LOUISVILLE, Ky. (BP)–George Barna, the researcher and writer, has reviewed America’s New Year’s resolutions for 2011. Not surprisingly, our resolutions focus on issues related to ourselves: weight, diet and health; money, debt and finances; personal improvement; addiction; job and career; spiritual or church-related; and educational. Less than one percent of Americans claim that one of their goals for this year is to get closer to God. Further, Barna found that very few Americans say they want to improve relationships with others in 2011.
So, we Americans want to change — but without God and without others. That, of course, is a recipe for failure. More importantly, though, it is a call to proclaim the Gospel loudly throughout North America. It is a summons to heartfelt, broken prayer on behalf of the church and the people that we are called to reach. In that sense, the call for Southern Baptists to engage in solemn assemblies in January is right on time.
Think about it. Americans are concerned enough about our health, finances, careers and education that we have made resolutions for change. Though some Americans are concerned about spiritual matters, our relationship with God is not included in our list of resolutions. Apparently, few Americans see enough need to strengthen their relationship with God that they have resolved to seek improvement in 2011. Either they believe their relationship with God is so unimportant that it does not deserve consideration, or they think that relationship needs no improvement.
In response, the North American church must announce again an uncompromising Great Commission theology of lostness. At a time when more than 80 percent of Americans claim to be Christian, we must vociferously declare that Jesus alone is the way to the Father and that one must turn from sin and trust Christ to be a believer. Nothing less than a personal relationship with Jesus is required; no superficial, cultural, non-transforming “Christianity” will suffice.
We know these truths, but surveys still show that many self-professed Christians believe that good works can earn salvation. Our studies through Southern Seminary’s Billy Graham School have shown that many Baptists in our own pews are not convinced that their non-believing neighbor is really lost. I suspect that we have proclaimed lostness, but not nearly as clearly, thoroughly, and systematically as we should. Consequently, our church members have created their own theologies regarding the spiritual condition of those who do not know Christ.

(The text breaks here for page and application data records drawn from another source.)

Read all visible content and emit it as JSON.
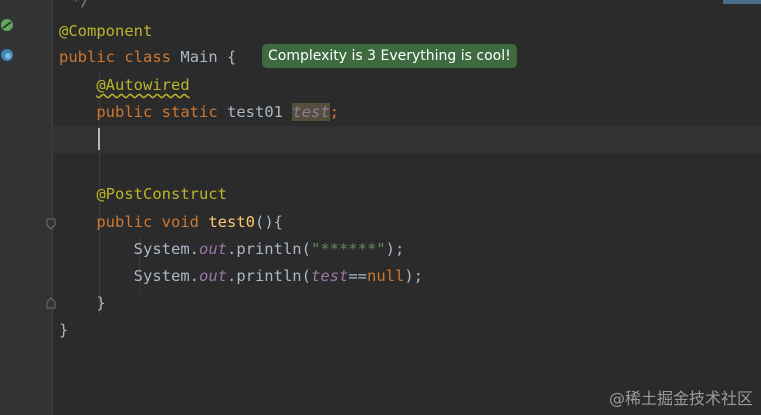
{
  "gutter": {
    "icons": [
      "spring-bean-icon",
      "web-globe-icon"
    ]
  },
  "code": {
    "prev_line_tail": "*/",
    "line1": {
      "annotation": "@Component"
    },
    "line2": {
      "kw1": "public",
      "kw2": "class",
      "class_name": "Main",
      "brace": "{"
    },
    "hint": "Complexity is 3 Everything is cool!",
    "line3": {
      "annotation": "@Autowired"
    },
    "line4": {
      "kw1": "public",
      "kw2": "static",
      "type": "test01",
      "field": "test",
      "semicolon": ";"
    },
    "line6": {
      "annotation": "@PostConstruct"
    },
    "line7": {
      "kw1": "public",
      "kw2": "void",
      "method": "test0",
      "rest": "(){"
    },
    "line8": {
      "obj": "System.",
      "field": "out",
      "call": ".println(",
      "string": "\"******\"",
      "end": ");"
    },
    "line9": {
      "obj": "System.",
      "field": "out",
      "call": ".println(",
      "field2": "test",
      "op": "==",
      "kw": "null",
      "end": ");"
    },
    "line10": {
      "brace": "}"
    },
    "line11": {
      "brace": "}"
    }
  },
  "watermark": "@稀土掘金技术社区"
}
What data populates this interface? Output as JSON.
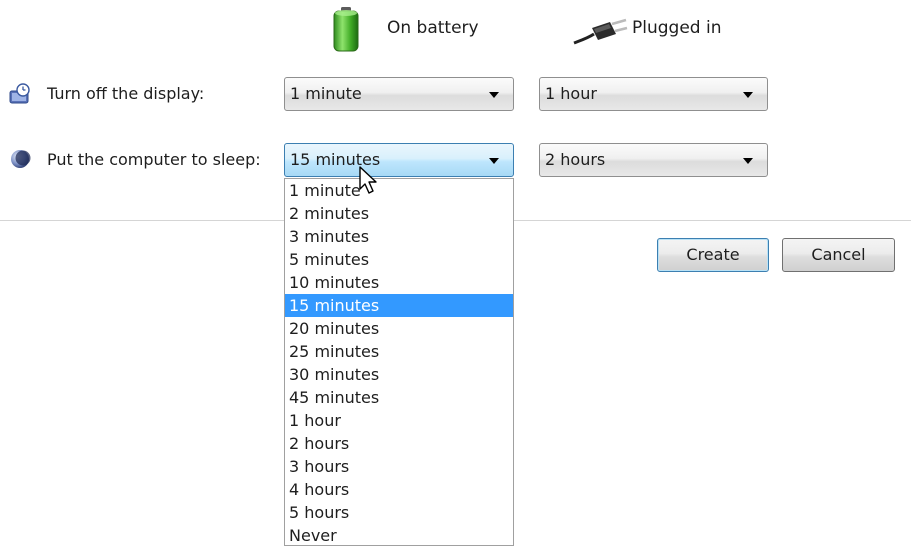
{
  "header": {
    "on_battery": "On battery",
    "plugged_in": "Plugged in"
  },
  "settings": {
    "display_label": "Turn off the display:",
    "display_battery": "1 minute",
    "display_plugged": "1 hour",
    "sleep_label": "Put the computer to sleep:",
    "sleep_battery": "15 minutes",
    "sleep_plugged": "2 hours"
  },
  "dropdown": {
    "options": [
      "1 minute",
      "2 minutes",
      "3 minutes",
      "5 minutes",
      "10 minutes",
      "15 minutes",
      "20 minutes",
      "25 minutes",
      "30 minutes",
      "45 minutes",
      "1 hour",
      "2 hours",
      "3 hours",
      "4 hours",
      "5 hours",
      "Never"
    ],
    "selected_index": 5
  },
  "buttons": {
    "create": "Create",
    "cancel": "Cancel"
  },
  "icons": {
    "battery": "battery-icon",
    "plug": "plug-icon",
    "display": "display-clock-icon",
    "sleep": "moon-icon"
  }
}
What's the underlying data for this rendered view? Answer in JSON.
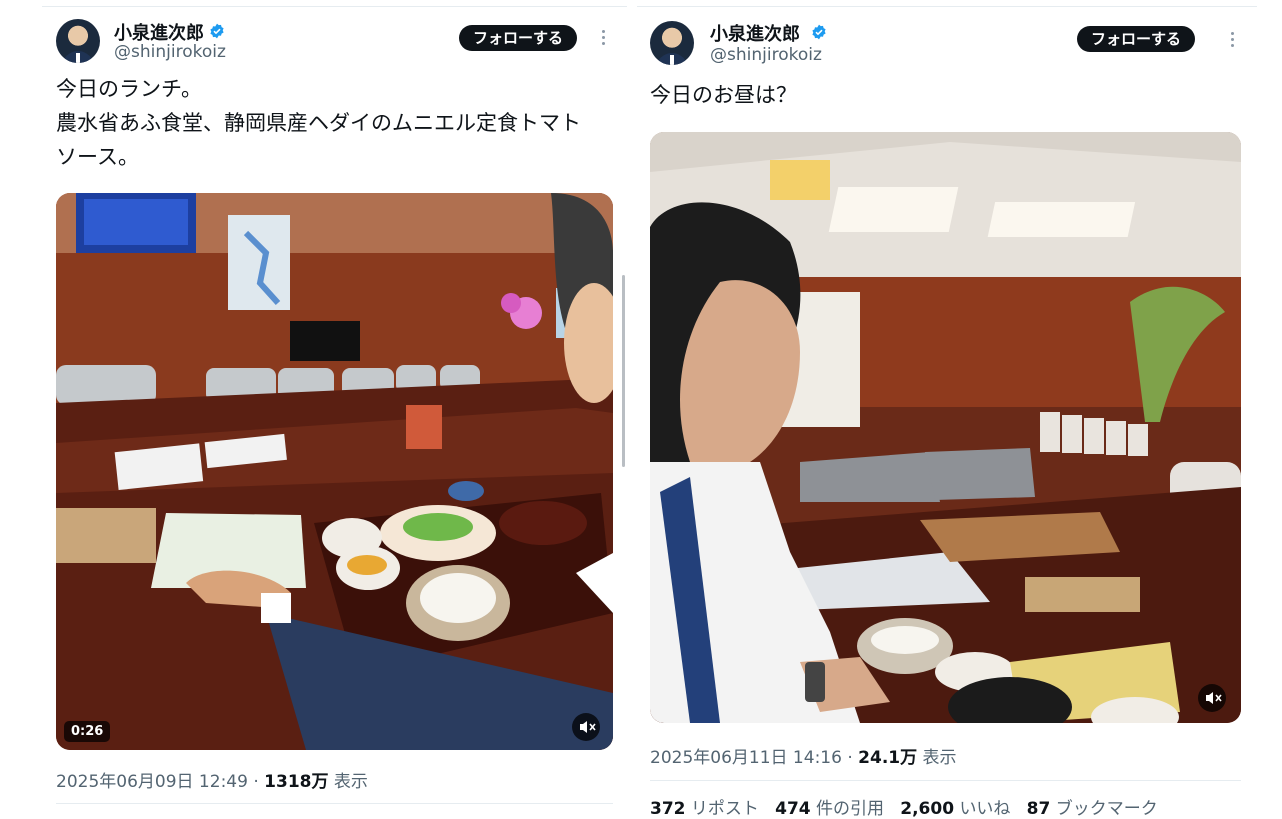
{
  "left_tweet": {
    "author_name": "小泉進次郎",
    "handle": "@shinjirokoiz",
    "follow_label": "フォローする",
    "text_lines": [
      "今日のランチ。",
      "農水省あふ食堂、静岡県産ヘダイのムニエル定食トマト",
      "ソース。"
    ],
    "video_time": "0:26",
    "date": "2025年06月09日 12:49",
    "sep": "·",
    "views": "1318万",
    "views_label": "表示"
  },
  "right_tweet": {
    "author_name": "小泉進次郎",
    "handle": "@shinjirokoiz",
    "follow_label": "フォローする",
    "text": "今日のお昼は？",
    "date": "2025年06月11日 14:16",
    "sep": "·",
    "views": "24.1万",
    "views_label": "表示",
    "stats": {
      "reposts": "372",
      "reposts_label": "リポスト",
      "quotes": "474",
      "quotes_label": "件の引用",
      "likes": "2,600",
      "likes_label": "いいね",
      "bookmarks": "87",
      "bookmarks_label": "ブックマーク"
    }
  },
  "colors": {
    "verified": "#1d9bf0",
    "wall_wood": "#8a3a1e",
    "table_wood": "#5a1f12",
    "ceiling": "#e9e4dd"
  },
  "icons": [
    "verified-badge-icon",
    "more-options-icon",
    "mute-icon"
  ]
}
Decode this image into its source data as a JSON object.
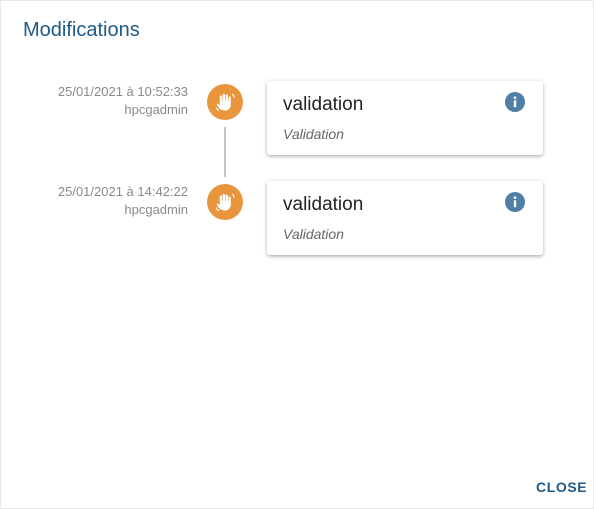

Moreover, the church must proclaim a Great Commission Gospel that is local-church based and relationship driven. Our relationship with God is primary, but relationships with other believers are non-negotiable as well. Charles Spurgeon put it this way: “God’s people are not dogs, else they might go about one by one; but they are sheep, and therefore they should be in flocks.” From the flock of God we find comfort when hurting, strength when struggling, and guidance when questioning. The people of God are still a marvelous people, as imperfect as we are.
The North American church has largely failed, though, to teach a principal purpose of New Testament relationships: lifestyle accountability. The writer of Hebrews reminds us that we are to provoke one another to good works (Hebrews 10:24), and the New Testament is replete with teachings about accountability and responsibility. Somehow we have missed those passages, choosing to dodge them in deference to protecting church harmony and avoiding interpersonal conflict. We have allowed American individualism to trump biblical fellowship, and the result has been believers who struggle on their own to live holy lives.
In terms of the Great Commission, we have produced converts and then released these new believers to become disciples on their own. Such independent living — never approved in the New Testament — will lead only to spiritual failure. Our witness is then compromised by our failures, the church is painted with negative publicity, and the Gospel is perceived to be less than transforming. We need not think long to know why the world listens little as we proclaim our commitment to a Great Commission resurgence.
Finally, the North American church must confess our powerlessness to make any real Great Commission difference. We know how to generate attendance numbers, but we cannot change lives. Nobody produces better programs than we do, but our programs themselves cannot solve the problem of the soul. We educate well through our universities and seminaries, but we risk educating a generation of leaders out of their dependence on God. Unless we repent, we will be no different than most Americans: wanting change, but without God and without each other.
May God help us, particularly as Southern Baptists called to prayer and solemn assembly, to return to Him and to His church. Only then will the world take note.
Chuck Lawless is dean of the Billy Graham School of Missions, Evangelism and Church Growth at Southern Baptist Theological Seminary in Louisville, Ky.